Who said all soft synths have to look, work, and sound the same? For better or worse, Gaugear’s interface is like nothing you’ve ever seen.
Gaugear is one of the gems that appeared along with the 5.1 update to Native Instruments Reaktor. (“5.1” to most developers means a bug fix or two, but Native Instruments crammed a surprising number of new and updated instruments and effects into this minor, free update. Go download it now if you haven’t yet.) Believe it or not, there’s a playable monophonic synth behind the glitchy, indecipherable interface. This isn’t just eye candy atop a typical synth (with the exception of the ADSR envelope at left): the sound generation facility involves eight parallel FM/AM pulse oscillators fed through delays and lowpass filters.
Now, as with other Reaktor synths and effects, each parameter and control in Gaugear is painstakingly documented . . . but do you really care? The point seems to be to drag those curvy things around, then drag that squiggly thing around which does something else, then move those rectangles around so they look, erm, different, and listen to the sound. Play a note, and wild animations of the sound dance across the screen in response, as seen previously on Reaktor’s visually stunning Skrewell sound generator.
Does it matter that you don’t know what you’re doing? I don’t think so. Many interesting synthesis methods have never been tried (or have fallen by the wayside) because it’s difficult to create a simple, understandable interface. As you delve into these more complex sounds, it often makes sense just to forget everything you know and play with the interface until you get a sound you like. After all, even with a good knowledge of synthesis, a lot of us find our best sounds by accident, by doing something other than what we intended. Gaugear and some of the other Reaktor creations certainly fall into that category. Just remember to hit that Snapshot button. I didn’t, and lost a couple of sounds I couldn’t find again. (Did I have that middle arc here . . . or over here?)
I’ll be continuing this series with a look at some other interfaces that work in similar ways.
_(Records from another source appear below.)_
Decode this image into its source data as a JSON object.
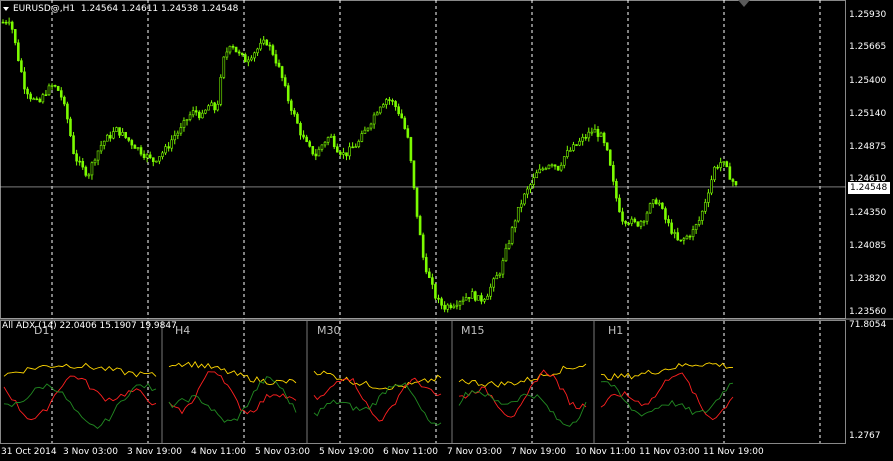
{
  "header": {
    "symbol": "EURUSD@,H1",
    "ohlc": "1.24564 1.24611 1.24538 1.24548"
  },
  "price_axis": {
    "ticks": [
      "1.25930",
      "1.25665",
      "1.25400",
      "1.25140",
      "1.24875",
      "1.24610",
      "1.24350",
      "1.24085",
      "1.23820",
      "1.23560"
    ],
    "current_price": "1.24548"
  },
  "indicator": {
    "label": "All ADX (14) 22.0406 15.1907 19.9847",
    "max": "71.8054",
    "min": "1.2767",
    "timeframes": [
      "D1",
      "H4",
      "M30",
      "M15",
      "H1"
    ]
  },
  "time_axis": [
    "31 Oct 2014",
    "3 Nov 03:00",
    "3 Nov 19:00",
    "4 Nov 11:00",
    "5 Nov 03:00",
    "5 Nov 19:00",
    "6 Nov 11:00",
    "7 Nov 03:00",
    "7 Nov 19:00",
    "10 Nov 11:00",
    "11 Nov 03:00",
    "11 Nov 19:00"
  ],
  "colors": {
    "candle": "#7CFC00",
    "adx_main": "#ffd700",
    "adx_plus": "#228b22",
    "adx_minus": "#ff2020",
    "grid": "#ffffff"
  },
  "chart_data": {
    "type": "candlestick",
    "title": "EURUSD@,H1",
    "ylim": [
      1.2356,
      1.26
    ],
    "close_profile": [
      1.2585,
      1.2588,
      1.256,
      1.2535,
      1.2525,
      1.252,
      1.253,
      1.2535,
      1.253,
      1.251,
      1.248,
      1.247,
      1.2465,
      1.248,
      1.249,
      1.2495,
      1.25,
      1.2495,
      1.249,
      1.2485,
      1.248,
      1.2475,
      1.248,
      1.2485,
      1.2495,
      1.25,
      1.251,
      1.2515,
      1.251,
      1.252,
      1.2515,
      1.2555,
      1.257,
      1.256,
      1.2555,
      1.256,
      1.2565,
      1.257,
      1.256,
      1.2545,
      1.2525,
      1.251,
      1.2495,
      1.2485,
      1.248,
      1.249,
      1.2495,
      1.2485,
      1.248,
      1.2485,
      1.249,
      1.25,
      1.251,
      1.252,
      1.2525,
      1.252,
      1.251,
      1.249,
      1.244,
      1.24,
      1.238,
      1.2365,
      1.236,
      1.2362,
      1.2365,
      1.2368,
      1.237,
      1.2365,
      1.237,
      1.238,
      1.239,
      1.241,
      1.243,
      1.2445,
      1.2455,
      1.2465,
      1.247,
      1.2475,
      1.247,
      1.248,
      1.2485,
      1.249,
      1.2495,
      1.25,
      1.2495,
      1.248,
      1.245,
      1.243,
      1.2428,
      1.2425,
      1.243,
      1.244,
      1.2445,
      1.243,
      1.242,
      1.241,
      1.2415,
      1.242,
      1.243,
      1.245,
      1.247,
      1.2475,
      1.2465,
      1.2455
    ]
  }
}
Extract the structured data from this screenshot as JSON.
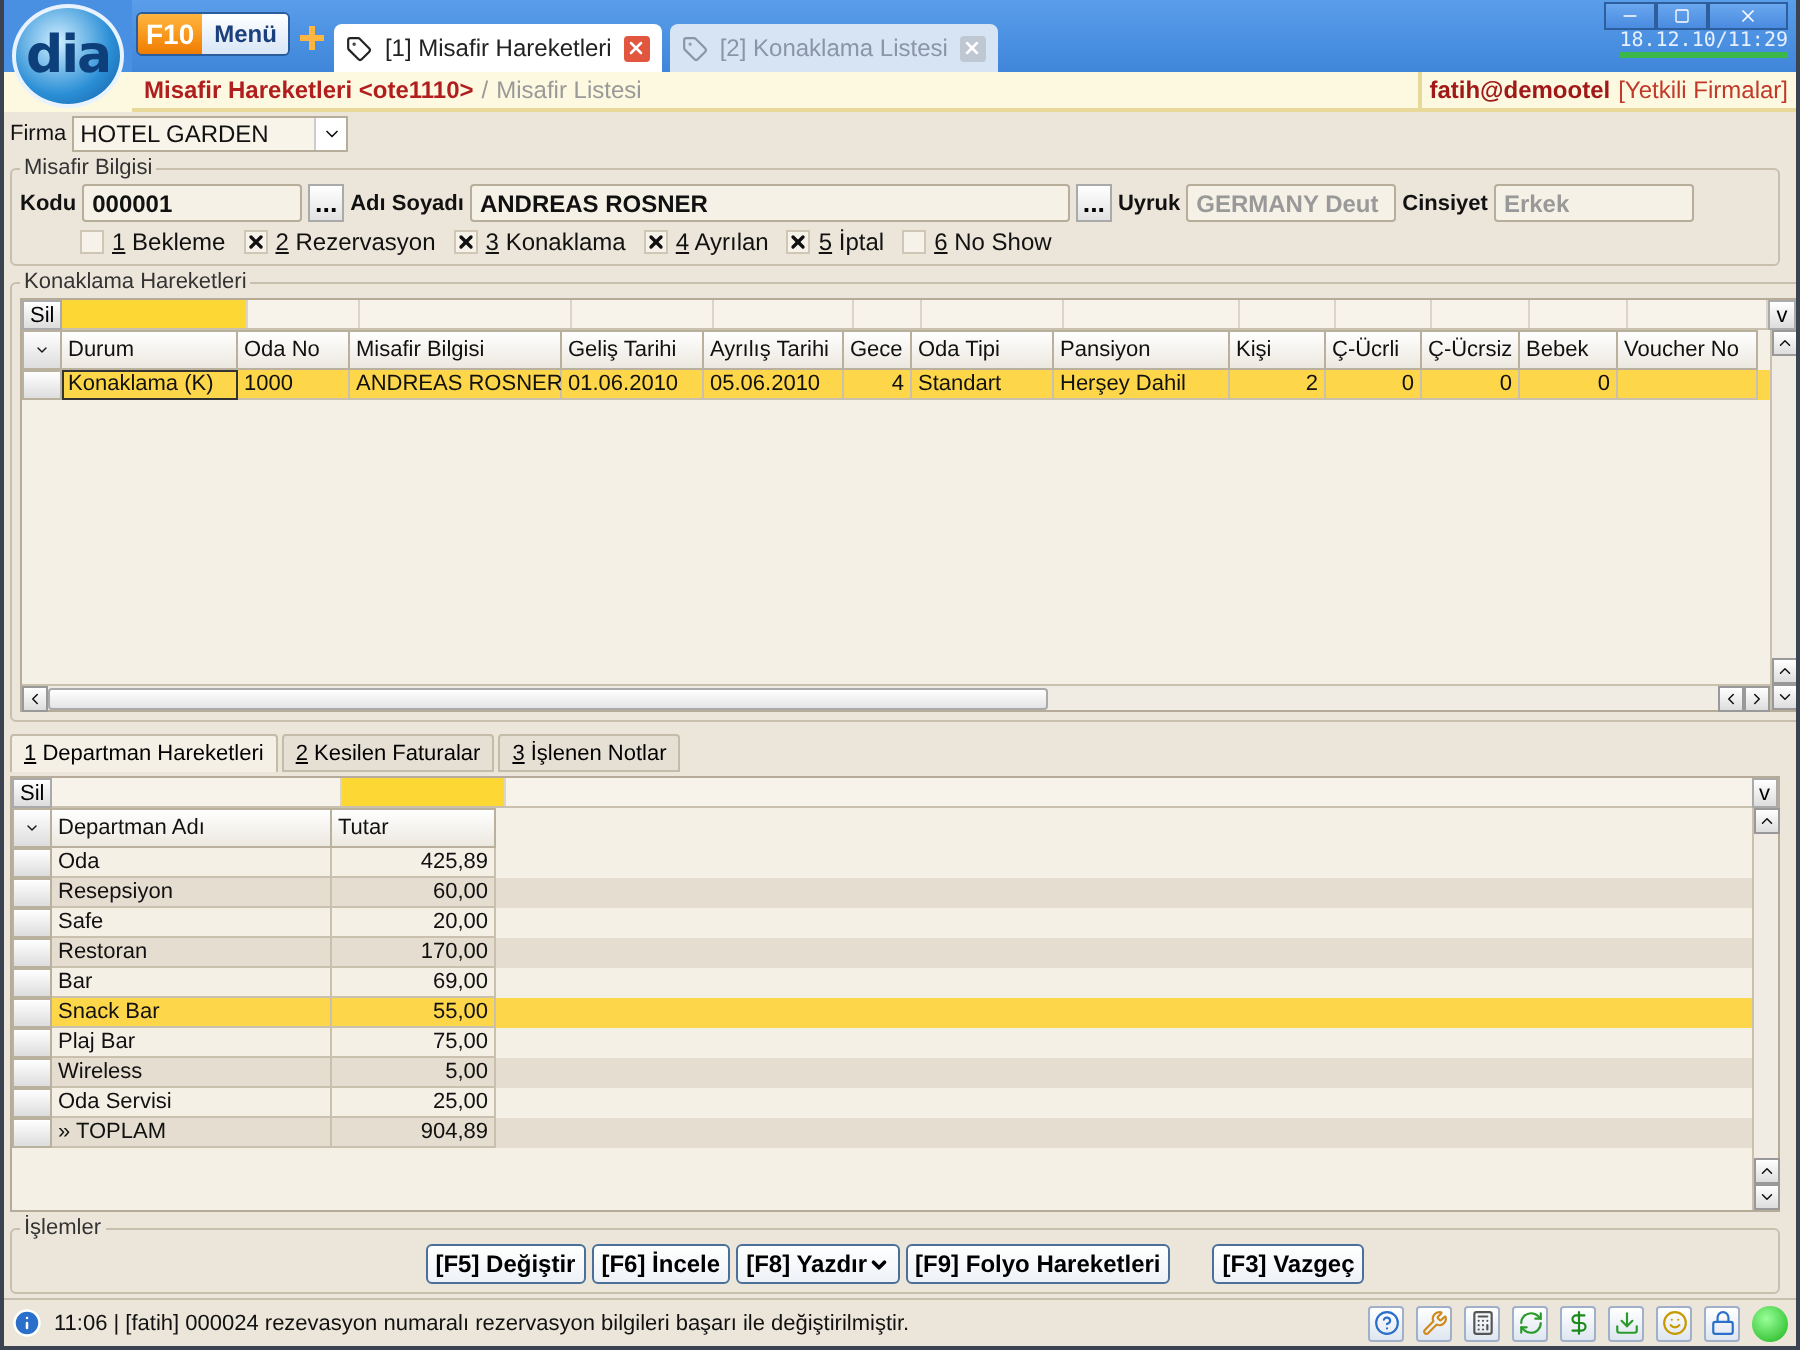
{
  "app": {
    "logo": "dia",
    "f10": "F10",
    "menu": "Menü"
  },
  "tabs": [
    {
      "label": "[1] Misafir Hareketleri",
      "selected": true
    },
    {
      "label": "[2] Konaklama Listesi",
      "selected": false
    }
  ],
  "clock": "18.12.10/11:29",
  "breadcrumb": {
    "title": "Misafir Hareketleri <ote1110>",
    "separator": "/",
    "sub": "Misafir Listesi"
  },
  "user": {
    "name": "fatih@demootel",
    "link": "[Yetkili Firmalar]"
  },
  "firma": {
    "label": "Firma",
    "value": "HOTEL GARDEN"
  },
  "guest": {
    "title": "Misafir Bilgisi",
    "fields": [
      {
        "label": "Kodu",
        "value": "000001",
        "lookup": "...",
        "disabled": false
      },
      {
        "label": "Adı Soyadı",
        "value": "ANDREAS ROSNER",
        "lookup": "...",
        "disabled": false
      },
      {
        "label": "Uyruk",
        "value": "GERMANY Deut",
        "disabled": true
      },
      {
        "label": "Cinsiyet",
        "value": "Erkek",
        "disabled": true
      }
    ]
  },
  "status_filters": [
    {
      "key": "1",
      "label": "Bekleme",
      "checked": false
    },
    {
      "key": "2",
      "label": "Rezervasyon",
      "checked": true
    },
    {
      "key": "3",
      "label": "Konaklama",
      "checked": true
    },
    {
      "key": "4",
      "label": "Ayrılan",
      "checked": true
    },
    {
      "key": "5",
      "label": "İptal",
      "checked": true
    },
    {
      "key": "6",
      "label": "No Show",
      "checked": false
    }
  ],
  "stays": {
    "title": "Konaklama Hareketleri",
    "delete": "Sil",
    "menu": "v",
    "columns": [
      {
        "label": "Durum",
        "kind": "text"
      },
      {
        "label": "Oda No",
        "kind": "text"
      },
      {
        "label": "Misafir Bilgisi",
        "kind": "text"
      },
      {
        "label": "Geliş Tarihi",
        "kind": "text"
      },
      {
        "label": "Ayrılış Tarihi",
        "kind": "text"
      },
      {
        "label": "Gece",
        "kind": "number"
      },
      {
        "label": "Oda Tipi",
        "kind": "text"
      },
      {
        "label": "Pansiyon",
        "kind": "text"
      },
      {
        "label": "Kişi",
        "kind": "number"
      },
      {
        "label": "Ç-Ücrli",
        "kind": "number"
      },
      {
        "label": "Ç-Ücrsiz",
        "kind": "number"
      },
      {
        "label": "Bebek",
        "kind": "number"
      },
      {
        "label": "Voucher No",
        "kind": "text"
      }
    ],
    "rows": [
      {
        "selected": true,
        "cells": [
          "Konaklama (K)",
          "1000",
          "ANDREAS ROSNER",
          "01.06.2010",
          "05.06.2010",
          "4",
          "Standart",
          "Herşey Dahil",
          "2",
          "0",
          "0",
          "0",
          null
        ]
      }
    ]
  },
  "detail_tabs": [
    {
      "key": "1",
      "label": "Departman Hareketleri",
      "selected": true
    },
    {
      "key": "2",
      "label": "Kesilen Faturalar",
      "selected": false
    },
    {
      "key": "3",
      "label": "İşlenen Notlar",
      "selected": false
    }
  ],
  "departments": {
    "delete": "Sil",
    "menu": "v",
    "columns": [
      "Departman Adı",
      "Tutar"
    ],
    "rows": [
      {
        "name": "Oda",
        "amount": "425,89",
        "selected": false
      },
      {
        "name": "Resepsiyon",
        "amount": "60,00",
        "selected": false
      },
      {
        "name": "Safe",
        "amount": "20,00",
        "selected": false
      },
      {
        "name": "Restoran",
        "amount": "170,00",
        "selected": false
      },
      {
        "name": "Bar",
        "amount": "69,00",
        "selected": false
      },
      {
        "name": "Snack Bar",
        "amount": "55,00",
        "selected": true
      },
      {
        "name": "Plaj Bar",
        "amount": "75,00",
        "selected": false
      },
      {
        "name": "Wireless",
        "amount": "5,00",
        "selected": false
      },
      {
        "name": "Oda Servisi",
        "amount": "25,00",
        "selected": false
      },
      {
        "name": "» TOPLAM",
        "amount": "904,89",
        "selected": false
      }
    ]
  },
  "actions": {
    "title": "İşlemler",
    "buttons": [
      {
        "label": "[F5] Değiştir",
        "menu": false
      },
      {
        "label": "[F6] İncele",
        "menu": false
      },
      {
        "label": "[F8] Yazdır",
        "menu": true
      },
      {
        "label": "[F9] Folyo Hareketleri",
        "menu": false
      }
    ],
    "cancel": "[F3] Vazgeç"
  },
  "status_bar": {
    "message": "11:06 | [fatih] 000024 rezevasyon numaralı rezervasyon bilgileri başarı ile değiştirilmiştir."
  }
}
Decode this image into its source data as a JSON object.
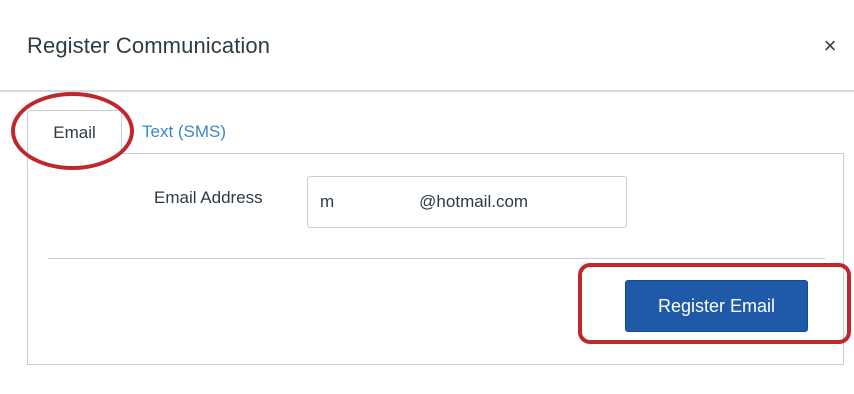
{
  "dialog": {
    "title": "Register Communication",
    "close_glyph": "×",
    "close_icon": "close-icon"
  },
  "tabs": [
    {
      "label": "Email",
      "active": true
    },
    {
      "label": "Text (SMS)",
      "active": false
    }
  ],
  "form": {
    "email_label": "Email Address",
    "email_value": "m                  @hotmail.com",
    "submit_label": "Register Email"
  },
  "colors": {
    "primary_button": "#1f5aa8",
    "link_tab": "#3c87c8",
    "annotation": "#c0272d",
    "text": "#2d3b45"
  }
}
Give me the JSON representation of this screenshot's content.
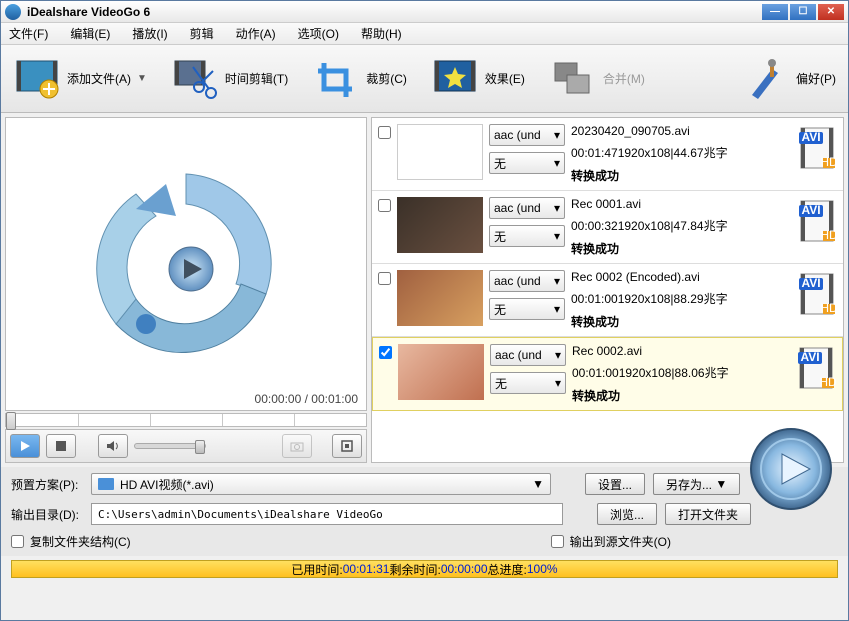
{
  "window": {
    "title": "iDealshare VideoGo 6"
  },
  "menu": {
    "file": "文件(F)",
    "edit": "编辑(E)",
    "play": "播放(I)",
    "trim": "剪辑",
    "action": "动作(A)",
    "option": "选项(O)",
    "help": "帮助(H)"
  },
  "toolbar": {
    "add": "添加文件(A)",
    "timecut": "时间剪辑(T)",
    "crop": "裁剪(C)",
    "effect": "效果(E)",
    "merge": "合并(M)",
    "pref": "偏好(P)"
  },
  "preview": {
    "time_current": "00:00:00",
    "time_sep": " / ",
    "time_total": "00:01:00"
  },
  "items": [
    {
      "checked": false,
      "codec_a": "aac (und",
      "codec_v": "无",
      "name": "20230420_090705.avi",
      "info": "00:01:471920x108|44.67兆字",
      "status": "转换成功",
      "format": "AVI"
    },
    {
      "checked": false,
      "codec_a": "aac (und",
      "codec_v": "无",
      "name": "Rec 0001.avi",
      "info": "00:00:321920x108|47.84兆字",
      "status": "转换成功",
      "format": "AVI"
    },
    {
      "checked": false,
      "codec_a": "aac (und",
      "codec_v": "无",
      "name": "Rec 0002 (Encoded).avi",
      "info": "00:01:001920x108|88.29兆字",
      "status": "转换成功",
      "format": "AVI"
    },
    {
      "checked": true,
      "codec_a": "aac (und",
      "codec_v": "无",
      "name": "Rec 0002.avi",
      "info": "00:01:001920x108|88.06兆字",
      "status": "转换成功",
      "format": "AVI"
    }
  ],
  "profile": {
    "label": "预置方案(P):",
    "value": "HD AVI视频(*.avi)",
    "settings": "设置...",
    "saveas": "另存为..."
  },
  "output": {
    "label": "输出目录(D):",
    "path": "C:\\Users\\admin\\Documents\\iDealshare VideoGo",
    "browse": "浏览...",
    "open": "打开文件夹"
  },
  "checks": {
    "copy_struct": "复制文件夹结构(C)",
    "out_to_src": "输出到源文件夹(O)"
  },
  "progress": {
    "elapsed_label": "已用时间: ",
    "elapsed": "00:01:31",
    "remain_label": " 剩余时间: ",
    "remain": "00:00:00",
    "total_label": " 总进度:",
    "total": "100%"
  }
}
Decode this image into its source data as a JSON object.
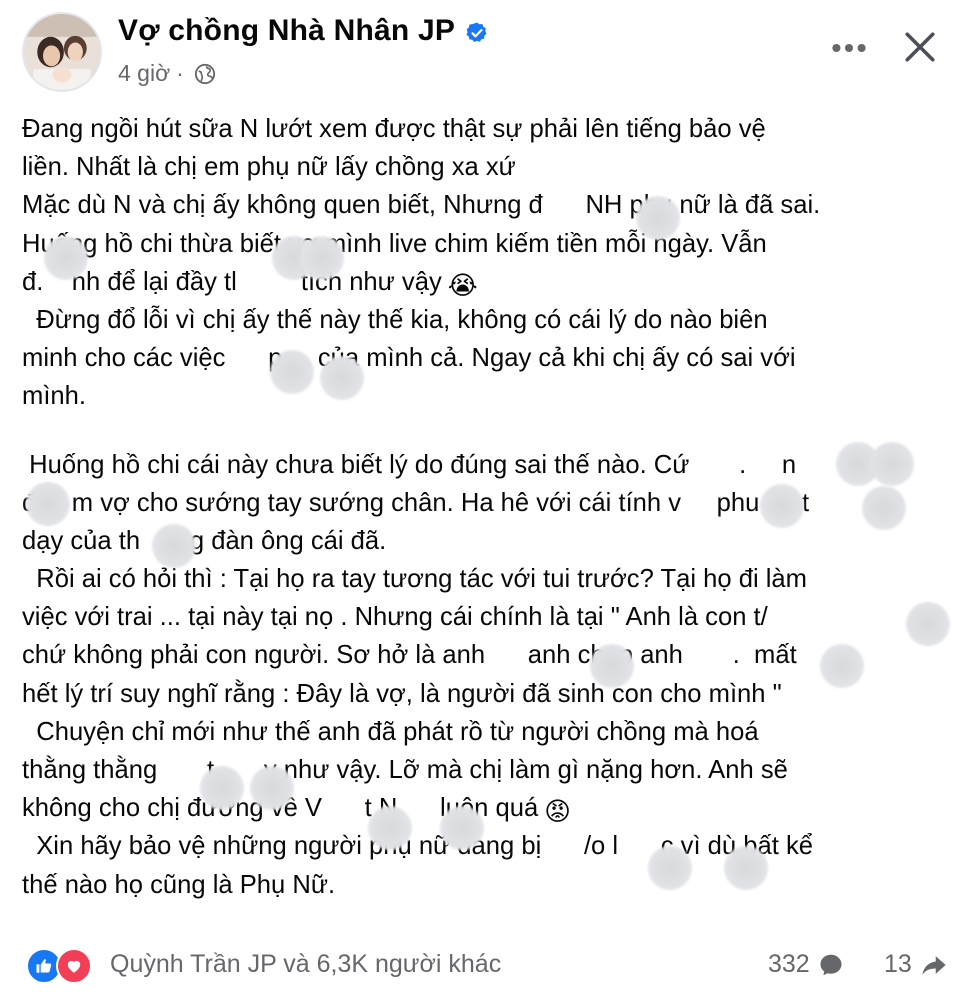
{
  "post": {
    "author": "Vợ chồng Nhà Nhân JP",
    "time": "4 giờ",
    "privacy_icon": "globe-icon",
    "lines": [
      "Đang ngồi hút sữa N lướt xem được thật sự phải lên tiếng bảo vệ",
      "liền. Nhất là chị em phụ nữ lấy chồng xa xứ",
      "Mặc dù N và chị ấy không quen biết, Nhưng đ      NH phụ nữ là đã sai.",
      "Huống hồ chi thừa biết vợ mình live chim kiếm tiền mỗi ngày. Vẫn",
      "đ.    nh để lại đầy tl         tích như vậy",
      "  Đừng đổ lỗi vì chị ấy thế này thế kia, không có cái lý do nào biên",
      "minh cho các việc      p     của mình cả. Ngay cả khi chị ấy có sai với",
      "mình.",
      " Huống hồ chi cái này chưa biết lý do đúng sai thế nào. Cứ       .     n",
      "đ     m vợ cho sướng tay sướng chân. Ha hê với cái tính v     phu      t",
      "dạy của th       g đàn ông cái đã.",
      "  Rồi ai có hỏi thì : Tại họ ra tay tương tác với tui trước? Tại họ đi làm",
      "việc với trai ... tại này tại nọ . Nhưng cái chính là tại \" Anh là con t/     ",
      "chứ không phải con người. Sơ hở là anh      anh chụp anh       .  mất",
      "hết lý trí suy nghĩ rằng : Đây là vợ, là người đã sinh con cho mình \"",
      "  Chuyện chỉ mới như thế anh đã phát rồ từ người chồng mà hoá",
      "thằng thằng       t       y như vậy. Lỡ mà chị làm gì nặng hơn. Anh sẽ",
      "không cho chị đường về V      t N      luôn quá",
      "  Xin hãy bảo vệ những người phụ nữ đang bị      /o l      c vì dù bất kể",
      "thế nào họ cũng là Phụ Nữ."
    ],
    "emoji_crying": "😭",
    "emoji_angry": "😡"
  },
  "footer": {
    "reactions_text": "Quỳnh Trần JP và 6,3K người khác",
    "comments_count": "332",
    "shares_count": "13"
  },
  "colors": {
    "text": "#080809",
    "secondary": "#65676b",
    "verified": "#1877f2",
    "like": "#1877f2",
    "love": "#f33e58"
  }
}
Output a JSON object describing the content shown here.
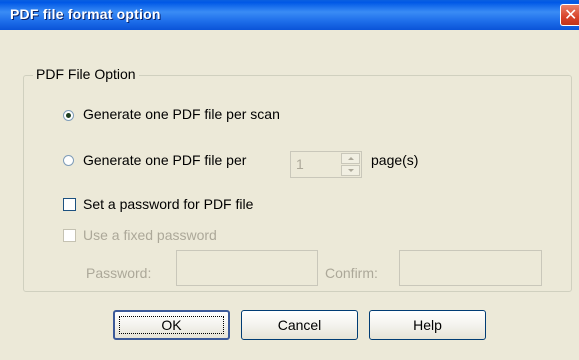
{
  "window": {
    "title": "PDF file format option",
    "close_glyph": "✕"
  },
  "group": {
    "label": "PDF File Option"
  },
  "options": {
    "per_scan_label": "Generate one PDF file per scan",
    "per_scan_selected": true,
    "per_pages_label": "Generate one PDF file per",
    "per_pages_selected": false,
    "pages_value": "1",
    "pages_unit": "page(s)",
    "set_password_label": "Set a password for PDF file",
    "set_password_checked": false,
    "fixed_password_label": "Use a fixed password",
    "fixed_password_checked": false,
    "fixed_password_enabled": false
  },
  "fields": {
    "password_label": "Password:",
    "confirm_label": "Confirm:",
    "password_value": "",
    "confirm_value": ""
  },
  "buttons": {
    "ok": "OK",
    "cancel": "Cancel",
    "help": "Help"
  },
  "icons": {
    "close": "close-icon",
    "spin_up": "arrow-up-icon",
    "spin_down": "arrow-down-icon"
  },
  "colors": {
    "titlebar": "#0058E6",
    "dialog_bg": "#ECE9D8",
    "disabled_text": "#ACA899",
    "close_button": "#D9432A"
  }
}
If you’re tired of looking at banks of knobs on yet another cloned subtractive synth, fear not. Help is on the way.